September 2, 2016

On August 24, 2016, anyone who was a patient under the Marihuana for Medical Purposes Regulations (MMPR), was automatically eligible under the new Access to Cannabis for Medical Purposes Regulations (ACMPR) to grow their own cannabis plants at a rate of 5 plants (2 outdoors) per gram daily prescription. Well, not everyone*.

Overnight, approximately 70,000 Canadians were legally allowed to grow their own medicine (not including the 28,000 who were already eligible under a court injunction from the Marihuana for Medical Purposes Regulations (MMAR) program), and for many, that creates a dilemma. Yes they would love to grow their own plants and have that type of control and cost savings, but it isn’t that simple. Many are living somewhere that makes it impossible. Others don’t have the first clue how to go about setting up a safe, secure grow room. Some simply don’t have the money to invest in the equipment needed to start. Eventually the business community will step up and provide answers and services that will help solve the problems.

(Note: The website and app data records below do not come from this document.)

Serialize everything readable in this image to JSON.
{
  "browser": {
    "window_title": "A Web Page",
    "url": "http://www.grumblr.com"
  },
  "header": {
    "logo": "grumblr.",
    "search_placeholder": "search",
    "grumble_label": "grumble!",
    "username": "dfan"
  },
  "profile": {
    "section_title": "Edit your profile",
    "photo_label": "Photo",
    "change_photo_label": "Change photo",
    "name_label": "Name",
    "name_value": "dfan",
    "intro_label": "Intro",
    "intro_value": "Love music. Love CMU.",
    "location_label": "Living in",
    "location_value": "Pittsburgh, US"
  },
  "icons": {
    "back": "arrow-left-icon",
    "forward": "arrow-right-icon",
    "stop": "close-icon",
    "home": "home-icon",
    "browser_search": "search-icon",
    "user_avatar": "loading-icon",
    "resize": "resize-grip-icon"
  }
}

What is needed?:

Grow facilities that are exempt from the 4 Licenses / one location that can offer a range of services from just providing the space / providng equipment / garden maintenance .. endless possibilities if the regulations are relaxed. In the interim, it will require some innovative measures to create facilities that will accommodate 4 licenses per space, with an average of 60-100 plants total, and still be an accessible, affordable way for patients to be supplied.

Education – seminars, workshops, courses.. so much is needed to help educate patients and health care practitioners on cannabis as medicine and how to grow a safe, secure, successful medicinal garden.

The future is bright for cannabis medicine as people seek safer, cheaper alternatives to pharmaceuticals, and with legalization around the proverbial corner, the need for these two factors – grow facilities and education, will only expand to a much greater degree. CanEvolve is trying to help find solutions and partners that will help patients, and eventually all adults, to harvest their own plants.

Debra Harper

*In a vaguely worded part of the regulation it states you are not eligible if:
A personal or designated producer must be an adult. Additionally, the eligibility criteria include that an applicant for a registration as a personal producer must not have been convicted in the preceding 10 years of a designated marihuana offence that was committed while he/she was authorized to produce marihuana under the CDSA other than under the ACMPR or a designated cannabis offence that was committed while authorized under the ACMPR to produce cannabis. If the preference is to designate another individual to produce cannabis, this person must be indicated in the application, and must meet a separate set of eligibility criteria, including that he/she has not been convicted, as an adult, of a designated drug offence in the preceding 10 years.